I am building a new gaming PC from scratch, but I have limited knowledge on hardware (I am an ex-Mac user )
I researched hardware and I have decided that this build (which fits into my budget) seems perfect:
CPU: Intel Core2 Duo E8400 3.0ghz Motherboard: ASUS Maximus Formula Case: Coolermaster RC-932 HAF932 PSU: Coolermaster Real Power Pro 650WATT GPU: EVGA e-GeForce 9800 GTX+ 512MB Memory: Corsair TWIN2X4096-6400C4DHX - XMS2 Low-latency 2 x 2GB DDR2-800 HDD: Seagate Barracuda 1TB/1000GB S-ATA 2 32mb Cache Monitor: Samsung T190 Rose Black 19"
Does anybody know wether this hardware is compatible with each other? Feel free to criticize it and suggest other options.
It will work fine, however there is 1 major mistake on your list.
The motherboard is a pricey, and older style Crossfire motherboard and you are choosing an nVidia GPU, so you do not need/cannot use Crossfire.
You can save yourself over $100 or so if you go to a board with a P43 chipset.
Now, if you are planning on running multiple GPU's in the future, you really need to revamp your thinking on the motherboard and video cards both....let us know.
im not planning on using dual GPU's. From what ive read Asus makes the best boards, and the Maximus formula seemed ideal for me (DDR2 RAM, FSB speed etc). Which board would you recommend in my situation?
jitpublisher, I checked for P43 chipsets as u recommended, and I found 2 that seem right for me. ASUS P5QL-E With EPU-6, and the GIGABYTE® "S Series" P43 & ICH10 Express Chipset. They both cost the same and have pretty much the same features. Do you know wether they support GPU's that need dual graphics slots? I cant find any info on that
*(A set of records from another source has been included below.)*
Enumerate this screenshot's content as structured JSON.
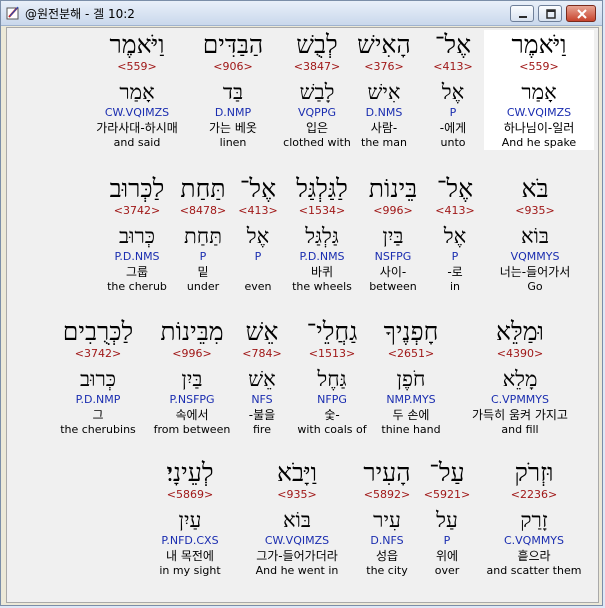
{
  "window": {
    "title": "@원전분해 - 겔 10:2",
    "icon": "bookmark-app-icon"
  },
  "rows": [
    {
      "words": [
        {
          "heb": "וַיֹּאמֶר",
          "strong": "<559>",
          "lex": "אָמַר",
          "morph": "CW.VQIMZS",
          "kor": "하나님이-일러",
          "eng": "And he spake",
          "selected": true
        },
        {
          "heb": "אֶל־",
          "strong": "<413>",
          "lex": "אֶל",
          "morph": "P",
          "kor": "-에게",
          "eng": "unto",
          "selected": false
        },
        {
          "heb": "הָאִישׁ",
          "strong": "<376>",
          "lex": "אִישׁ",
          "morph": "D.NMS",
          "kor": "사람-",
          "eng": "the man",
          "selected": false
        },
        {
          "heb": "לְבֻשׁ",
          "strong": "<3847>",
          "lex": "לָבַשׁ",
          "morph": "VQPPG",
          "kor": "입은",
          "eng": "clothed with",
          "selected": false
        },
        {
          "heb": "הַבַּדִּים",
          "strong": "<906>",
          "lex": "בַּד",
          "morph": "D.NMP",
          "kor": "가는 베옷",
          "eng": "linen",
          "selected": false
        },
        {
          "heb": "וַיֹּאמֶר",
          "strong": "<559>",
          "lex": "אָמַר",
          "morph": "CW.VQIMZS",
          "kor": "가라사대-하시매",
          "eng": "and said",
          "selected": false
        }
      ]
    },
    {
      "words": [
        {
          "heb": "בֹּא",
          "strong": "<935>",
          "lex": "בּוֹא",
          "morph": "VQMMYS",
          "kor": "너는-들어가서",
          "eng": "Go",
          "selected": false
        },
        {
          "heb": "אֶל־",
          "strong": "<413>",
          "lex": "אֶל",
          "morph": "P",
          "kor": "-로",
          "eng": "in",
          "selected": false
        },
        {
          "heb": "בֵּינוֹת",
          "strong": "<996>",
          "lex": "בַּיִן",
          "morph": "NSFPG",
          "kor": "사이-",
          "eng": "between",
          "selected": false
        },
        {
          "heb": "לַגַּלְגַּל",
          "strong": "<1534>",
          "lex": "גַּלְגַּל",
          "morph": "P.D.NMS",
          "kor": "바퀴",
          "eng": "the wheels",
          "selected": false
        },
        {
          "heb": "אֶל־",
          "strong": "<413>",
          "lex": "אֶל",
          "morph": "P",
          "kor": "",
          "eng": "even",
          "selected": false
        },
        {
          "heb": "תַּחַת",
          "strong": "<8478>",
          "lex": "תַּחַת",
          "morph": "P",
          "kor": "밑",
          "eng": "under",
          "selected": false
        },
        {
          "heb": "לַכְּרוּב",
          "strong": "<3742>",
          "lex": "כְּרוּב",
          "morph": "P.D.NMS",
          "kor": "그룹",
          "eng": "the cherub",
          "selected": false
        }
      ]
    },
    {
      "words": [
        {
          "heb": "וּמַלֵּא",
          "strong": "<4390>",
          "lex": "מָלֵא",
          "morph": "C.VPMMYS",
          "kor": "가득히 움켜 가지고",
          "eng": "and fill",
          "selected": false
        },
        {
          "heb": "חָפְנֶיךָ",
          "strong": "<2651>",
          "lex": "חֹפֶן",
          "morph": "NMP.MYS",
          "kor": "두 손에",
          "eng": "thine hand",
          "selected": false
        },
        {
          "heb": "גַחֲלֵי־",
          "strong": "<1513>",
          "lex": "גַּחֶל",
          "morph": "NFPG",
          "kor": "숯-",
          "eng": "with coals of",
          "selected": false
        },
        {
          "heb": "אֵשׁ",
          "strong": "<784>",
          "lex": "אֵשׁ",
          "morph": "NFS",
          "kor": "-불을",
          "eng": "fire",
          "selected": false
        },
        {
          "heb": "מִבֵּינוֹת",
          "strong": "<996>",
          "lex": "בַּיִן",
          "morph": "P.NSFPG",
          "kor": "속에서",
          "eng": "from between",
          "selected": false
        },
        {
          "heb": "לַכְּרֻבִים",
          "strong": "<3742>",
          "lex": "כְּרוּב",
          "morph": "P.D.NMP",
          "kor": "그",
          "eng": "the cherubins",
          "selected": false
        }
      ]
    },
    {
      "words": [
        {
          "heb": "וּזְרֹק",
          "strong": "<2236>",
          "lex": "זָרַק",
          "morph": "C.VQMMYS",
          "kor": "흩으라",
          "eng": "and scatter them",
          "selected": false
        },
        {
          "heb": "עַל־",
          "strong": "<5921>",
          "lex": "עַל",
          "morph": "P",
          "kor": "위에",
          "eng": "over",
          "selected": false
        },
        {
          "heb": "הָעִיר",
          "strong": "<5892>",
          "lex": "עִיר",
          "morph": "D.NFS",
          "kor": "성읍",
          "eng": "the city",
          "selected": false
        },
        {
          "heb": "וַיָּבֹא",
          "strong": "<935>",
          "lex": "בּוֹא",
          "morph": "CW.VQIMZS",
          "kor": "그가-들어가더라",
          "eng": "And he went in",
          "selected": false
        },
        {
          "heb": "לְעֵינָי׃",
          "strong": "<5869>",
          "lex": "עַיִן",
          "morph": "P.NFD.CXS",
          "kor": "내 목전에",
          "eng": "in my sight",
          "selected": false
        }
      ]
    }
  ]
}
Either of those boards are fine choices, if you like ASUS, then get that board. Dual slot cards simply mean the card will plug into 1 slot, but because of the cooler and design, it will cover the slot direclty below it as well, that is where the hot air will be exhausted, out the back of the case where the other slot is, although it does not actually use the 2nd slot on the board. So basically, you simply loose that slot directly under the PCIe slot to be used for anything else.